ABC News recently reported on a Los Angeles mother who hired a “sleep trainer” to teach her three-month-old how to sleep at night while she and her husband booked a long weekend away to relax at a spa.
It seems like in modern times we are forever coming up with ways to rename normal things. Cisgender is just the special snowflake dictionary term for male and female. Traditional marriage is what we used to call just marriage. Undocumented workers is what we used to call illegal aliens. And sleep training is what we used to call putting your baby to bed.
To a certain extent this practice falls under “rich folk privilege.” I can guarantee you no one in my old ‘hood has any idea what a “sleep trainer” is. Pay to get your baby to sleep? Shoooooot…some people got too much money.
I don’t think this is something that creeps beyond the boundaries of suburban America.
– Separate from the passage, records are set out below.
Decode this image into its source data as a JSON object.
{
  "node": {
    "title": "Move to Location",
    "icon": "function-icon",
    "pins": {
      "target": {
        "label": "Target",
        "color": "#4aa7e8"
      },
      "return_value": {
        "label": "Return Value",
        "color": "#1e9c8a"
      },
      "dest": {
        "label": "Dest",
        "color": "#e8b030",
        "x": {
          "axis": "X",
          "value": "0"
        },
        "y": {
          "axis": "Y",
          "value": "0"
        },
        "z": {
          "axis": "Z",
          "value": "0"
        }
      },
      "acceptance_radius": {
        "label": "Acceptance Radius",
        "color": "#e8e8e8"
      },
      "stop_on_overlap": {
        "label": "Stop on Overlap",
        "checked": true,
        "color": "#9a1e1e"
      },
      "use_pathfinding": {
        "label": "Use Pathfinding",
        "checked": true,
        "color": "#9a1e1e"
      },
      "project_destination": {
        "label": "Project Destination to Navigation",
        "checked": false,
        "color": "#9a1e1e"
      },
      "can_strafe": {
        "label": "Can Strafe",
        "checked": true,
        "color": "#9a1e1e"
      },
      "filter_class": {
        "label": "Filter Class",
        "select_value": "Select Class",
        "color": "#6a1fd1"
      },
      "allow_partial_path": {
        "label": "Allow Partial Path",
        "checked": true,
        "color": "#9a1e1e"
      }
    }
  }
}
To be fair, people in southern California live a very different kind of life with different kinds of norms. I understand that. However, I think the sleep training thing is indicative of a larger problem. After the dawn of the baby boomers, parenting morphed into pleasing, and then my generation took that to the next evolution.
Parenting Is Now about Making Kids Comfortable
I have friends who don’t believe in the word “no.” They believe it stunts their child’s development (it’s the opposite, by the way). My husband and I might be some of the last people in this country who actually still spank their kids. Time outs, long explanations, overwrought lessons of morality—these are the common tools these days, and they’re all developed to incur the very least amount of discomfort for the child. We’ve become afraid to let our children be uncomfortable.
Whether you have one child or five, motherhood is tough. It is exhausting and often thankless. There is always some know-it-all op-ed writer to tell you when you’re doing it wrong.
Learning the “right” part of motherhood involves trudging through the hard parts. Mothers who farm out the difficult parts to other people rob themselves of valuable experience. Difficult times are an opportunity for mothers to understand more clearly how to problem-solve with their child and to get to know him or her better. It’s not the good times that give you a window into a person’s true character, it is the tough times. That goes for raising children, too.
Yes, it is very hard to be tired all the time. Babies are difficult, but those babies will be grown one day and you can’t just start understanding them once the tough part is over. The bond between mother and child is only deepened when we wade through the muck with them.
Also, if a mother doesn’t teach her own baby how to sleep it’s fruitless. Babies are constantly changing. They get sick, they go through phases where they regress, forget, and test. As soon as one of those phases come along, if the mother hasn’t also learned how “sleep train” (by doing it herself) she’s back to square one. It’s all for naught. The lesson is as valuable for mom as it is for baby.
Perhaps It’s Time to Rethink Some Things
Perhaps this comes down to the fact that American women don’t really raise their children in communities anymore. There was a time when generations lived in the same house. They handed down their knowledge, they helped when mom was tired, and they supported each other. We have become such an individualistic society that we have almost come to condemn that type of lifestyle. Maybe the fact that middle-class women are willing to pay someone to do what women have done on their own for centuries is a sign that we need to get back to embracing the idea of close families and multi-generational cohabitation.
I’m not saying there aren’t great things about our fascination with individualism, but we could probably use a better balance these days.
We love our children. No one else loves our babies like we do. We work hard to make sure they feel as little discomfort as possible, but in the end it comes down to how much discomfort we as a parent are willing to tolerate in order to do what is right for our children. That woman in Los Angeles who hired a sleep trainer was really saying that she couldn’t endure the discomfort of being the person to make her child sad. I suspect that it will be a theme in her life moving forward.
That, my friends, is how you end up with an entire generation of children who think they should be allowed to miss school because the wrong person won an election.